On March 18, the Democracy Research Institute presented a report “Anti-Corruption Agency - Legal Framework and Gaps in Practice”.
The main purpose of the study was to explore the activities of the structural subdivision of the State Security Service - the Anti-Corruption Agency and to establish whether the cases investigated by the Agency were related to state security. The study was focused on the investigation of cases inconsistent with the work direction of the Service and the duplication of competencies between different agencies.
According to the main findings of the study, the Anti-Corruption Agency of the State Security Service is an inefficient agency and its activities do not correspond to the work directions of the State Security Service. Despite the fact that the Anti-Corruption Agency has three times higher funding than the investigative unit of the Georgian Prosecutor's Office, the Agency launches investigations into a much smaller number of cases. The cases investigated by the State Security Service and other anti-corruption investigative agencies are identical in terms of the prosecution of officials, public danger of the cases investigated and the qualitative indicator, which shows that corruption crimes should not remain under the investigative jurisdiction of the State Security Service.
According to the standards and recommendations of international organizations, an anti-corruption agency should be an independent, apolitical body and should have a high degree of accountability, transparency and openness.
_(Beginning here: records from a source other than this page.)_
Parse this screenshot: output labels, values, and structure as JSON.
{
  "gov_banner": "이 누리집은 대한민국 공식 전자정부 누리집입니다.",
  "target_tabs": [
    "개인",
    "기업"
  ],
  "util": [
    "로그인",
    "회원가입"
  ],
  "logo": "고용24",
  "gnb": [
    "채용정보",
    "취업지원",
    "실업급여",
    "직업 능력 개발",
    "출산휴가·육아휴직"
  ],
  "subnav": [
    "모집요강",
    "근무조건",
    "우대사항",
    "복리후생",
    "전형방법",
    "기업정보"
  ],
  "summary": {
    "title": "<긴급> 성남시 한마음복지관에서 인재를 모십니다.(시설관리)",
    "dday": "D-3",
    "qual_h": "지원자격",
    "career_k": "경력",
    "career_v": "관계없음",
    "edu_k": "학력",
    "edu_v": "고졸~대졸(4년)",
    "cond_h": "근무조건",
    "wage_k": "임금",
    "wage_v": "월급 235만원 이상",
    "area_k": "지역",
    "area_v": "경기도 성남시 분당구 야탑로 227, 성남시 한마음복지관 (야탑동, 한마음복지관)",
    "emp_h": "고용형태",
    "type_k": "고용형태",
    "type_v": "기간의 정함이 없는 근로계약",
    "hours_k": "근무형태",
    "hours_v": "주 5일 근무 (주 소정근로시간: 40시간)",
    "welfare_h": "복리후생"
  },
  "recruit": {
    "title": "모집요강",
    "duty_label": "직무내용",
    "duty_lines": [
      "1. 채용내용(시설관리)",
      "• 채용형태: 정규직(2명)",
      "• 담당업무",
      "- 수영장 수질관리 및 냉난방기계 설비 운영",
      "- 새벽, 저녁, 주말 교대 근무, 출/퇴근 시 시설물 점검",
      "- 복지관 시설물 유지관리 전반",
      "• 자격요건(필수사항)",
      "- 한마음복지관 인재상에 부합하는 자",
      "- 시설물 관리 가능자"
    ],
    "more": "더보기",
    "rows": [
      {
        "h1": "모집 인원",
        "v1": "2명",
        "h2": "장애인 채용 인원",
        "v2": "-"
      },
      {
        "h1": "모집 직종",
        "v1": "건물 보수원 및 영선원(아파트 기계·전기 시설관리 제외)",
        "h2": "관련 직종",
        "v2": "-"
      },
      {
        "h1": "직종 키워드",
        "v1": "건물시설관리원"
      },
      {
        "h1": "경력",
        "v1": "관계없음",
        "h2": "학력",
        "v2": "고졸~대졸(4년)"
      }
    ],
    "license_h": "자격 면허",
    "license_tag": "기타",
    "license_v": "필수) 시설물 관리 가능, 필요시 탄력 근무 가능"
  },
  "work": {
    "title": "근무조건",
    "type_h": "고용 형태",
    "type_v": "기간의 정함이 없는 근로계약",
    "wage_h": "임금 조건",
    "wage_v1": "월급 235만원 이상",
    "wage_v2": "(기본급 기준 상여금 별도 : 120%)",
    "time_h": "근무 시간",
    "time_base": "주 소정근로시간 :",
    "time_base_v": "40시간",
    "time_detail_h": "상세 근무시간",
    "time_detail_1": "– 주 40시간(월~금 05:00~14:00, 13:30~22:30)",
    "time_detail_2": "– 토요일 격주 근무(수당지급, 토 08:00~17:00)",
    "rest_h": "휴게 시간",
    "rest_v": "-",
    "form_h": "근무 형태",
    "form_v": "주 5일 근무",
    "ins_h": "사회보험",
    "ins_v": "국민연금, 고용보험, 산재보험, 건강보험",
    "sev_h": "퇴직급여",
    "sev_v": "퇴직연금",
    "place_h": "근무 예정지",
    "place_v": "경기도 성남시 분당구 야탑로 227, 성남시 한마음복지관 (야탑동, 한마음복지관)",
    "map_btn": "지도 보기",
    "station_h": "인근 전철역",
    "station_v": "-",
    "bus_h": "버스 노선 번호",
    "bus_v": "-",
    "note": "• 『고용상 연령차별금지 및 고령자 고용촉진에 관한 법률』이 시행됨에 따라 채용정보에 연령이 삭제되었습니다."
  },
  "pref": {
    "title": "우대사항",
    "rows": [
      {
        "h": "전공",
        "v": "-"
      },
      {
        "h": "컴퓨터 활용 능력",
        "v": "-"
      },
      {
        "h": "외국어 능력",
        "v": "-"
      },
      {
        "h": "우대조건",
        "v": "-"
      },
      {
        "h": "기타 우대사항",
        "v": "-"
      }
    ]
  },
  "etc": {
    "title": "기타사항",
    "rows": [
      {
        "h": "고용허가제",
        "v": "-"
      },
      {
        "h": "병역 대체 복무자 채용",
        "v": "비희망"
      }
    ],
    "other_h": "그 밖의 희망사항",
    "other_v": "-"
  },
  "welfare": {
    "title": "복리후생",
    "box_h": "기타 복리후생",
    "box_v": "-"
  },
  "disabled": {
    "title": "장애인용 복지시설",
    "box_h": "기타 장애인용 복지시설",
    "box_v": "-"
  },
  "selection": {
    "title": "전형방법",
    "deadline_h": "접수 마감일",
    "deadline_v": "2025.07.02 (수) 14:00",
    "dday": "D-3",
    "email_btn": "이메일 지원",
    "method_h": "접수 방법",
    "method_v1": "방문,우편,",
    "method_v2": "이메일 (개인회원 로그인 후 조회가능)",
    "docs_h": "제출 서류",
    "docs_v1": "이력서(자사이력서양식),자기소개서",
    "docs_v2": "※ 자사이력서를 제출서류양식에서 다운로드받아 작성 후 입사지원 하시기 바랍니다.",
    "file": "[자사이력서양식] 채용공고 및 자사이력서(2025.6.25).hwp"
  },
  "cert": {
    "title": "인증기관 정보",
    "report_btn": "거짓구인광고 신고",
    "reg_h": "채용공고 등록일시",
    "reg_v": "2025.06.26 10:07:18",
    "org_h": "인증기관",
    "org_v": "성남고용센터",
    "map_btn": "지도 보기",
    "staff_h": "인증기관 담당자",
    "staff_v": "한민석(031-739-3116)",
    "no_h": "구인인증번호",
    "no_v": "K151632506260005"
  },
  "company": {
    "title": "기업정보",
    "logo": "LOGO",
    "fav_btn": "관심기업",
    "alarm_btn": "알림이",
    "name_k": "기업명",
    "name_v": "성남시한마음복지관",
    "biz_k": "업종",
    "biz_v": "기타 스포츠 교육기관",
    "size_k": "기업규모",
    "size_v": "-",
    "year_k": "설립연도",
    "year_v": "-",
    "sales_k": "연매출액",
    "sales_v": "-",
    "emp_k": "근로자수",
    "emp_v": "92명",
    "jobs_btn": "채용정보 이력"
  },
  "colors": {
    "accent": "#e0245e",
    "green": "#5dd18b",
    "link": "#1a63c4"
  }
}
Duplication of investigative competencies, weakness in the fight against high-level corruption, problem with the independence of the State Security Service, high quality of secrecy of its activities and practical lack of oversight mechanisms over such activities result in the non-compliance of the Anti-Corruption Agency of the State Security Service with international standards.

The organization recommends the following:
  • To completely deprive the State Security Service of its investigative powers (especially relating to corruption crimes); the Parliament of Georgia to continue working on the establishment of an independent anti-corruption investigation mechanism
  • Prior to implementing the proposed changes, the Democracy Research Institute believes that it is necessary for the State Security Service to limit itself to investigating only actions that actually pose a risk to the security and interests of the State.